====== Given records ======
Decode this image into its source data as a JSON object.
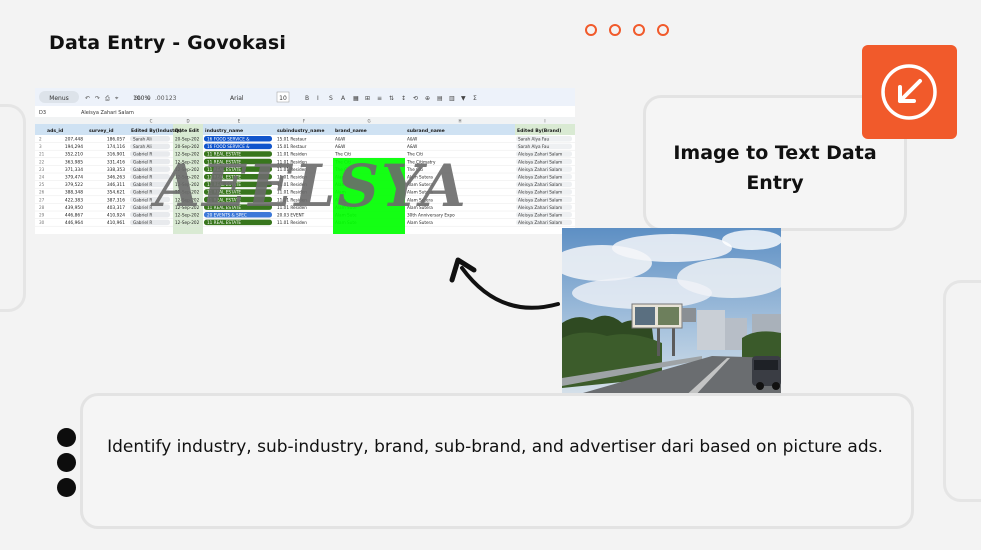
{
  "slide": {
    "title": "Data Entry - Govokasi",
    "card_right_text": "Image to Text Data Entry",
    "description": "Identify industry, sub-industry, brand, sub-brand, and advertiser dari based on picture ads."
  },
  "watermark": "AEELSYA",
  "spreadsheet": {
    "toolbar": {
      "menus": "Menus",
      "zoom": "100%",
      "font": "Arial",
      "font_size": "10"
    },
    "cell_ref": "D3",
    "formula_value": "Aleisya Zahari Salam",
    "columns": [
      "C",
      "D",
      "E",
      "F",
      "G",
      "H",
      "I"
    ],
    "headers": [
      "ads_id",
      "survey_id",
      "Edited By(Industry)",
      "Date Edit",
      "industry_name",
      "subindustry_name",
      "brand_name",
      "subrand_name",
      "Edited By(Brand)"
    ],
    "rows": [
      {
        "n": "2",
        "ads": "207,448",
        "survey": "186,057",
        "edited": "Sarah Ali",
        "date": "20-Sep-202",
        "industry": "16 FOOD SERVICE &",
        "sub": "15.01 Restaur",
        "brand": "A&W",
        "subrand": "A&W",
        "editedb": "Sarah Alya Fau"
      },
      {
        "n": "3",
        "ads": "194,294",
        "survey": "174,116",
        "edited": "Sarah Ali",
        "date": "20-Sep-202",
        "industry": "16 FOOD SERVICE &",
        "sub": "15.01 Restaur",
        "brand": "A&W",
        "subrand": "A&W",
        "editedb": "Sarah Alya Fau"
      },
      {
        "n": "21",
        "ads": "352,210",
        "survey": "316,901",
        "edited": "Gabriel R",
        "date": "12-Sep-202",
        "industry": "11 REAL ESTATE",
        "sub": "11.01 Residen",
        "brand": "The Citi",
        "subrand": "The Citi",
        "editedb": "Aleisya Zahari Salam"
      },
      {
        "n": "22",
        "ads": "363,985",
        "survey": "331,416",
        "edited": "Gabriel R",
        "date": "12-Sep-202",
        "industry": "11 REAL ESTATE",
        "sub": "11.01 Residen",
        "brand": "The Citi",
        "subrand": "The Citimatry",
        "editedb": "Aleisya Zahari Salam"
      },
      {
        "n": "23",
        "ads": "371,334",
        "survey": "338,353",
        "edited": "Gabriel R",
        "date": "12-Sep-202",
        "industry": "11 REAL ESTATE",
        "sub": "11.01 Residen",
        "brand": "The Citi",
        "subrand": "The Citi",
        "editedb": "Aleisya Zahari Salam"
      },
      {
        "n": "24",
        "ads": "379,474",
        "survey": "346,263",
        "edited": "Gabriel R",
        "date": "12-Sep-202",
        "industry": "11 REAL ESTATE",
        "sub": "11.01 Residen",
        "brand": "Alam",
        "subrand": "Alam Sutera",
        "editedb": "Aleisya Zahari Salam"
      },
      {
        "n": "25",
        "ads": "379,522",
        "survey": "346,311",
        "edited": "Gabriel R",
        "date": "12-Sep-202",
        "industry": "11 REAL ESTATE",
        "sub": "11.01 Residen",
        "brand": "Alam",
        "subrand": "Alam Sutera",
        "editedb": "Aleisya Zahari Salam"
      },
      {
        "n": "26",
        "ads": "388,348",
        "survey": "354,621",
        "edited": "Gabriel R",
        "date": "12-Sep-202",
        "industry": "11 REAL ESTATE",
        "sub": "11.01 Residen",
        "brand": "Alam",
        "subrand": "Alam Sutera",
        "editedb": "Aleisya Zahari Salam"
      },
      {
        "n": "27",
        "ads": "422,383",
        "survey": "387,316",
        "edited": "Gabriel R",
        "date": "12-Sep-202",
        "industry": "11 REAL ESTATE",
        "sub": "11.01 Residen",
        "brand": "Alam",
        "subrand": "Alam Sutera",
        "editedb": "Aleisya Zahari Salam"
      },
      {
        "n": "28",
        "ads": "439,950",
        "survey": "403,317",
        "edited": "Gabriel R",
        "date": "12-Sep-202",
        "industry": "11 REAL ESTATE",
        "sub": "11.01 Residen",
        "brand": "Alam Sute",
        "subrand": "Alam Sutera",
        "editedb": "Aleisya Zahari Salam"
      },
      {
        "n": "29",
        "ads": "446,867",
        "survey": "410,924",
        "edited": "Gabriel R",
        "date": "12-Sep-202",
        "industry": "20 EVENTS & SPEC",
        "sub": "20.03 EVENT",
        "brand": "Alam Sute",
        "subrand": "30th Anniversary Expo",
        "editedb": "Aleisya Zahari Salam"
      },
      {
        "n": "30",
        "ads": "446,964",
        "survey": "410,961",
        "edited": "Gabriel R",
        "date": "12-Sep-202",
        "industry": "11 REAL ESTATE",
        "sub": "11.01 Residen",
        "brand": "Alam Sute",
        "subrand": "Alam Sutera",
        "editedb": "Aleisya Zahari Salam"
      }
    ]
  }
}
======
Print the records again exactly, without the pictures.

Decode this image into its source data as a JSON object.
{
  "slide": {
    "title": "Data Entry - Govokasi",
    "card_right_text": "Image to Text Data Entry",
    "description": "Identify industry, sub-industry, brand, sub-brand, and advertiser dari based on picture ads."
  },
  "watermark": "AEELSYA",
  "spreadsheet": {
    "toolbar": {
      "menus": "Menus",
      "zoom": "100%",
      "font": "Arial",
      "font_size": "10"
    },
    "cell_ref": "D3",
    "formula_value": "Aleisya Zahari Salam",
    "columns": [
      "C",
      "D",
      "E",
      "F",
      "G",
      "H",
      "I"
    ],
    "headers": [
      "ads_id",
      "survey_id",
      "Edited By(Industry)",
      "Date Edit",
      "industry_name",
      "subindustry_name",
      "brand_name",
      "subrand_name",
      "Edited By(Brand)"
    ],
    "rows": [
      {
        "n": "2",
        "ads": "207,448",
        "survey": "186,057",
        "edited": "Sarah Ali",
        "date": "20-Sep-202",
        "industry": "16 FOOD SERVICE &",
        "sub": "15.01 Restaur",
        "brand": "A&W",
        "subrand": "A&W",
        "editedb": "Sarah Alya Fau"
      },
      {
        "n": "3",
        "ads": "194,294",
        "survey": "174,116",
        "edited": "Sarah Ali",
        "date": "20-Sep-202",
        "industry": "16 FOOD SERVICE &",
        "sub": "15.01 Restaur",
        "brand": "A&W",
        "subrand": "A&W",
        "editedb": "Sarah Alya Fau"
      },
      {
        "n": "21",
        "ads": "352,210",
        "survey": "316,901",
        "edited": "Gabriel R",
        "date": "12-Sep-202",
        "industry": "11 REAL ESTATE",
        "sub": "11.01 Residen",
        "brand": "The Citi",
        "subrand": "The Citi",
        "editedb": "Aleisya Zahari Salam"
      },
      {
        "n": "22",
        "ads": "363,985",
        "survey": "331,416",
        "edited": "Gabriel R",
        "date": "12-Sep-202",
        "industry": "11 REAL ESTATE",
        "sub": "11.01 Residen",
        "brand": "The Citi",
        "subrand": "The Citimatry",
        "editedb": "Aleisya Zahari Salam"
      },
      {
        "n": "23",
        "ads": "371,334",
        "survey": "338,353",
        "edited": "Gabriel R",
        "date": "12-Sep-202",
        "industry": "11 REAL ESTATE",
        "sub": "11.01 Residen",
        "brand": "The Citi",
        "subrand": "The Citi",
        "editedb": "Aleisya Zahari Salam"
      },
      {
        "n": "24",
        "ads": "379,474",
        "survey": "346,263",
        "edited": "Gabriel R",
        "date": "12-Sep-202",
        "industry": "11 REAL ESTATE",
        "sub": "11.01 Residen",
        "brand": "Alam",
        "subrand": "Alam Sutera",
        "editedb": "Aleisya Zahari Salam"
      },
      {
        "n": "25",
        "ads": "379,522",
        "survey": "346,311",
        "edited": "Gabriel R",
        "date": "12-Sep-202",
        "industry": "11 REAL ESTATE",
        "sub": "11.01 Residen",
        "brand": "Alam",
        "subrand": "Alam Sutera",
        "editedb": "Aleisya Zahari Salam"
      },
      {
        "n": "26",
        "ads": "388,348",
        "survey": "354,621",
        "edited": "Gabriel R",
        "date": "12-Sep-202",
        "industry": "11 REAL ESTATE",
        "sub": "11.01 Residen",
        "brand": "Alam",
        "subrand": "Alam Sutera",
        "editedb": "Aleisya Zahari Salam"
      },
      {
        "n": "27",
        "ads": "422,383",
        "survey": "387,316",
        "edited": "Gabriel R",
        "date": "12-Sep-202",
        "industry": "11 REAL ESTATE",
        "sub": "11.01 Residen",
        "brand": "Alam",
        "subrand": "Alam Sutera",
        "editedb": "Aleisya Zahari Salam"
      },
      {
        "n": "28",
        "ads": "439,950",
        "survey": "403,317",
        "edited": "Gabriel R",
        "date": "12-Sep-202",
        "industry": "11 REAL ESTATE",
        "sub": "11.01 Residen",
        "brand": "Alam Sute",
        "subrand": "Alam Sutera",
        "editedb": "Aleisya Zahari Salam"
      },
      {
        "n": "29",
        "ads": "446,867",
        "survey": "410,924",
        "edited": "Gabriel R",
        "date": "12-Sep-202",
        "industry": "20 EVENTS & SPEC",
        "sub": "20.03 EVENT",
        "brand": "Alam Sute",
        "subrand": "30th Anniversary Expo",
        "editedb": "Aleisya Zahari Salam"
      },
      {
        "n": "30",
        "ads": "446,964",
        "survey": "410,961",
        "edited": "Gabriel R",
        "date": "12-Sep-202",
        "industry": "11 REAL ESTATE",
        "sub": "11.01 Residen",
        "brand": "Alam Sute",
        "subrand": "Alam Sutera",
        "editedb": "Aleisya Zahari Salam"
      }
    ]
  }
}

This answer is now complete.